▶ The task:
Where in the data below does the word "true" appear? Copy every line that has it.

(Element data from apps and pages)
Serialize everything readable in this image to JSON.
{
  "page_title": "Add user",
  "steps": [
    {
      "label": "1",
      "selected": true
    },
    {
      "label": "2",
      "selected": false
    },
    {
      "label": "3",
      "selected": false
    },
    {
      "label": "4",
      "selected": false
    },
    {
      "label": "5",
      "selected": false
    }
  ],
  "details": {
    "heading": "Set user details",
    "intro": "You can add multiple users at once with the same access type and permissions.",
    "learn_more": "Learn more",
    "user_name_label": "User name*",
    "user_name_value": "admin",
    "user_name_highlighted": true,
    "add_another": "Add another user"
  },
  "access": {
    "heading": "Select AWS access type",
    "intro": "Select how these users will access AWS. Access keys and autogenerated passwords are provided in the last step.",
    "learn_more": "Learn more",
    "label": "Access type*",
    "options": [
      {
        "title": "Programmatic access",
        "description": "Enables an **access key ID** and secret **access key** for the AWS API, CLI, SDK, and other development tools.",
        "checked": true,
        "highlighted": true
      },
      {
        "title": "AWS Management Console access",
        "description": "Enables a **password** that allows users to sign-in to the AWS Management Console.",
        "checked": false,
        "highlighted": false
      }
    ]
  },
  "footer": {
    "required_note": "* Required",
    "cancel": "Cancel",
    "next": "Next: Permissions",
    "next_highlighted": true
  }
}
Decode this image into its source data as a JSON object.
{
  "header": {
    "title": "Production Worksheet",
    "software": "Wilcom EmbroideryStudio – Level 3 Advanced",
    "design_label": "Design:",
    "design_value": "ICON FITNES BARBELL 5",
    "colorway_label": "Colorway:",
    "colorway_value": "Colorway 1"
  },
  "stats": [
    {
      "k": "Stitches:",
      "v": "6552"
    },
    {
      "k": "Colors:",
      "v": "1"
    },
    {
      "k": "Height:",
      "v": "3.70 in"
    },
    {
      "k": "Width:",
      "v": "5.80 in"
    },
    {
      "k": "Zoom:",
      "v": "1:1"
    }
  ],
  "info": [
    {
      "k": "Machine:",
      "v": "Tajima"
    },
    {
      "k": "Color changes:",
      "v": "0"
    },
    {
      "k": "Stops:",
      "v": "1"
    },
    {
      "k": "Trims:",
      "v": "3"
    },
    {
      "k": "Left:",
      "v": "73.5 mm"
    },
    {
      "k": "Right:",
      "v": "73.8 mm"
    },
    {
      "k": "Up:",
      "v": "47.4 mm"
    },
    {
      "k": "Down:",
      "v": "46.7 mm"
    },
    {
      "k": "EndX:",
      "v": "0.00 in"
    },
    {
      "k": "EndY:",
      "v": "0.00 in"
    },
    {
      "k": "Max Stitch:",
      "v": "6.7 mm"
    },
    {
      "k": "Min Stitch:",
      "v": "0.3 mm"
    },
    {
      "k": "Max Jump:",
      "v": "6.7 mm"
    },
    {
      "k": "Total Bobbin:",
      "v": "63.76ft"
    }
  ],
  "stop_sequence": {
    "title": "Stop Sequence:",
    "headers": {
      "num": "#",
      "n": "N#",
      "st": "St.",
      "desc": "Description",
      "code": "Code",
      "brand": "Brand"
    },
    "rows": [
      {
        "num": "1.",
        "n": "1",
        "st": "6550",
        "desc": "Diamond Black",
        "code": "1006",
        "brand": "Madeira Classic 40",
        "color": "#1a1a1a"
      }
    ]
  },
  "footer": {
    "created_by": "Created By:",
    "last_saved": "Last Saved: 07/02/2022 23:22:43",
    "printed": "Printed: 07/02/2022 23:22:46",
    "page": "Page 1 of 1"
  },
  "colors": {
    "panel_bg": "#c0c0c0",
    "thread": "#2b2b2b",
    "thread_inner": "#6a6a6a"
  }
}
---
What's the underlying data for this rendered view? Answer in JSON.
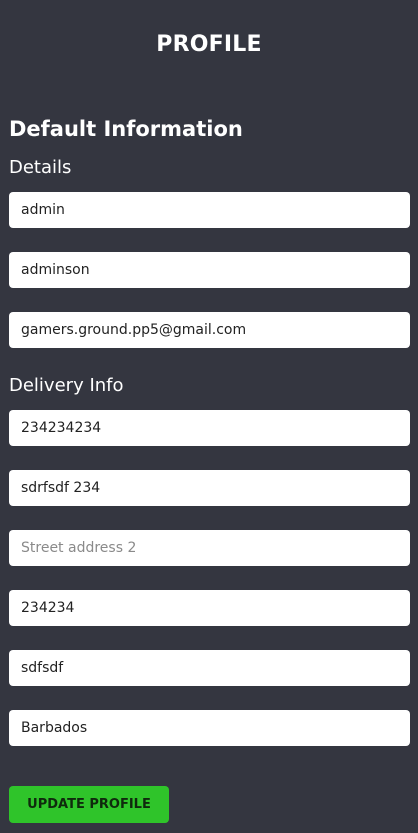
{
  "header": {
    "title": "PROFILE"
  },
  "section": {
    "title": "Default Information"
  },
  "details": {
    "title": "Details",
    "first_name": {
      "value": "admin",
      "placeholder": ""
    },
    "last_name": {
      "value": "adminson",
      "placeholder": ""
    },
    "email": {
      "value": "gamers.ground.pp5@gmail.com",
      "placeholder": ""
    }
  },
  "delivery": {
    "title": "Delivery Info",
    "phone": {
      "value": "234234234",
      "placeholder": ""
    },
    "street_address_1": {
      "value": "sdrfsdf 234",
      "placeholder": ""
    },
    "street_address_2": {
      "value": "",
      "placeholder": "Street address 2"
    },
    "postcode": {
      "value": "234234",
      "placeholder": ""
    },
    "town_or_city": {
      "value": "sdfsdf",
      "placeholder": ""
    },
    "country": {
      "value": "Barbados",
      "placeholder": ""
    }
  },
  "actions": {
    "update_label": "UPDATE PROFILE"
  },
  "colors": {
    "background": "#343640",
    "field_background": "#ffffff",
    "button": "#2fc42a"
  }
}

▶ Result of this exercise:
      "selected": true
    "user_name_highlighted": true,
        "checked": true,
        "highlighted": true
    "next_highlighted": true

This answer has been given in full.